At an investor conference in Manhattan in the summer, ConnectOne Chairman and CEO Frank Sorrentino III also declined to discuss the related-party transactions.
"It’s all been disclosed to our regulators," he said. "It has been vetted by our regulatory agencies, our auditors, by everyone. So we have complete transparency about what we do and what we will do in the future," he said.
Valley National Bancorp, one of the largest New Jersey-based commercial banks with one of the largest boards, also has disclosed a number of related-party transactions.
The lender said in a 2013 filing with regulators that it paid $90,000 in 2012 consulting fees to MG Advisors, owned by Michael Guilfoile, spouse of a director, Mary Guilfoile.
Valley also disclosed that the son-in-law of longtime Chairman and CEO Gerald Lipkin has received more than $650,000 in bank-owned life insurance commissions since 2001 because he introduced a broker to the bank who sold the policies. Over the life of the policies the son-in-law, Robert Keith Sauertig, a financial adviser at Park Avenue Securities, will receive nearly $1 million in commissions, the bank said in a filing with regulators.
Sauertig noted in a phone interview that the bank has disclosed the relationship in its filings with the SEC every year since 2001. "The bank does not pay me, the third party insurance broker pays me," he said.
The company said in the filing that the commission arrangement is typical for the life insurance industry, and that Lipkin was not involved in the negotiations.

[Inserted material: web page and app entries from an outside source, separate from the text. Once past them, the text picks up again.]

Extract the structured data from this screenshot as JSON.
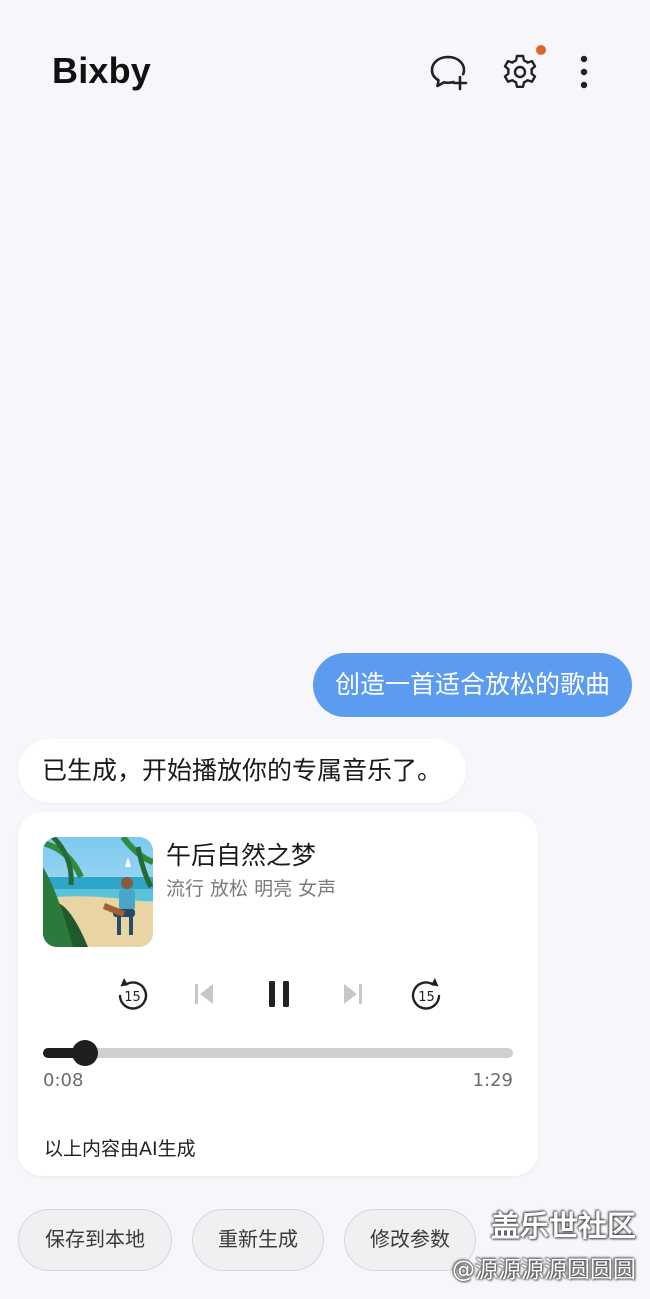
{
  "header": {
    "title": "Bixby",
    "icons": {
      "new_chat": "chat-plus-icon",
      "settings": "gear-icon",
      "more": "more-vertical-icon"
    },
    "settings_badge_color": "#e0652a"
  },
  "conversation": {
    "user_message": "创造一首适合放松的歌曲",
    "assistant_message": "已生成，开始播放你的专属音乐了。"
  },
  "player": {
    "song_title": "午后自然之梦",
    "tags": "流行 放松 明亮 女声",
    "rewind_seconds": "15",
    "forward_seconds": "15",
    "current_time": "0:08",
    "duration": "1:29",
    "progress_fraction": 0.09,
    "state": "playing",
    "ai_notice": "以上内容由AI生成"
  },
  "actions": {
    "save": "保存到本地",
    "regenerate": "重新生成",
    "modify": "修改参数"
  },
  "watermark": {
    "site": "盖乐世社区",
    "user": "@源源源源圆圆圆"
  },
  "colors": {
    "user_bubble": "#5b9cf0",
    "background": "#f7f7fb",
    "accent_dark": "#1e1e1e"
  }
}
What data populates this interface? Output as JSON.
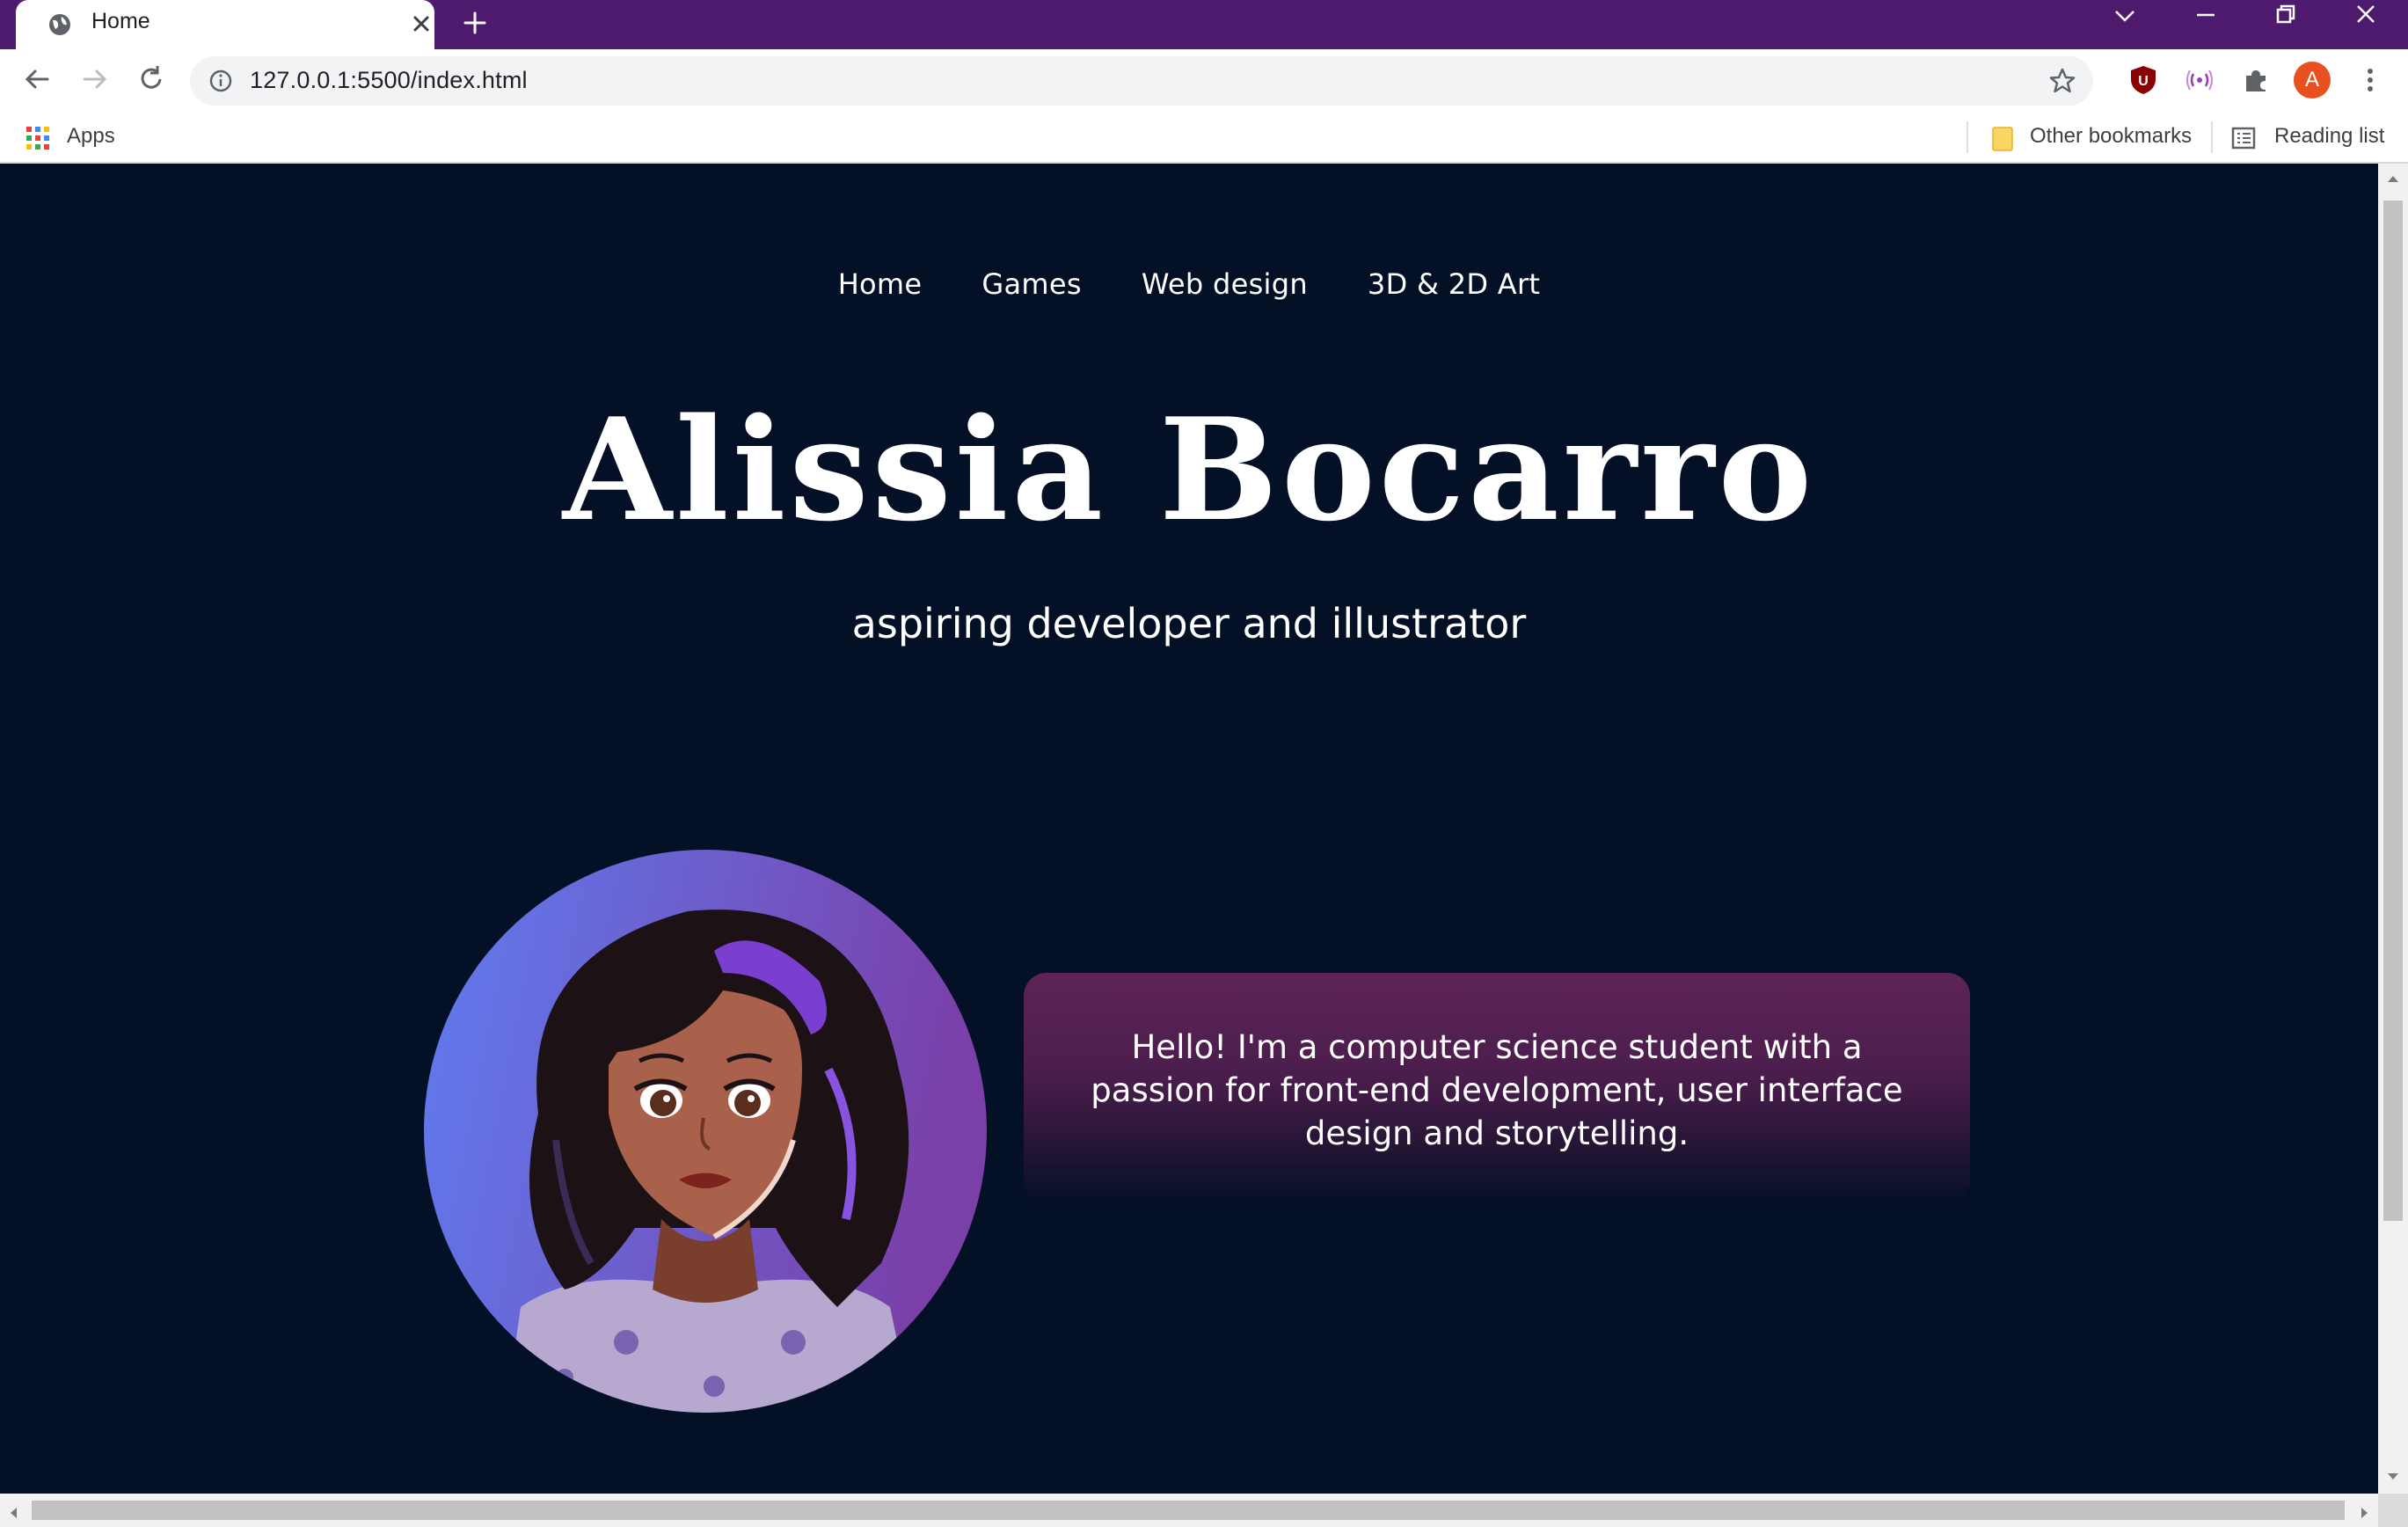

Publicly traded banks and other public companies may soon face tougher audits of these types of related party transactions.
If the SEC approves the new standards, independent auditors will have to evaluate more closely how well such deals are disclosed and accounted for in financial reports of all public companies. The new standards would require auditors to go to greater lengths to understand financial relationships with insiders that might increase risk of financial reporting misstatements. This includes performing additional inquiries to verify that such transactions are conducted at arm’s length. The new standards would be effective for audits of fiscal years beginning on or after Dec. 15.
Industry experts say smaller companies, including many publicly traded community banks, tend to have greater numbers of related-party transactions and are likely to be among the companies most affected by stronger audits — which could result in the unwinding of some long-standing business relationships.
So-called emerging-growth companies, including ConnectOne Bancorp, which are allowed to raise capital under relaxed regulatory requirements, may be exempt from the new standards. The 2012 Jumpstart Our Business Startups Act says that any rules adopted by the Public Company Accounting Oversight Board after April 5, 2012, do not apply to the audits of emerging-growth companies, unless the SEC "determines that the application of such additional requirements is necessary or appropriate in the public interest, after considering the protection of investors and whether the action will promote efficiency, competition and capital formation." The oversight board is reviewing public comments on the matter.
Herb Snyder, chairman of the accounting, finance and information systems department at North Dakota State University in Fargo, who has written on the subject, said audits may become more expensive for companies that have a lot of related-party transactions, but "the costs are consistent with the need to deal with the increased risk of [financial] misstatements."
Musso, the Somerset County consultant, said that in light of increased government scrutiny, a growing number of community bankers, fearing costly enforcement actions, are avoiding any deals likely to draw criticism from consumer advocates or attention from regulators.
"People are using an abundance of caution," he said. "They are afraid of being in a conflicted position."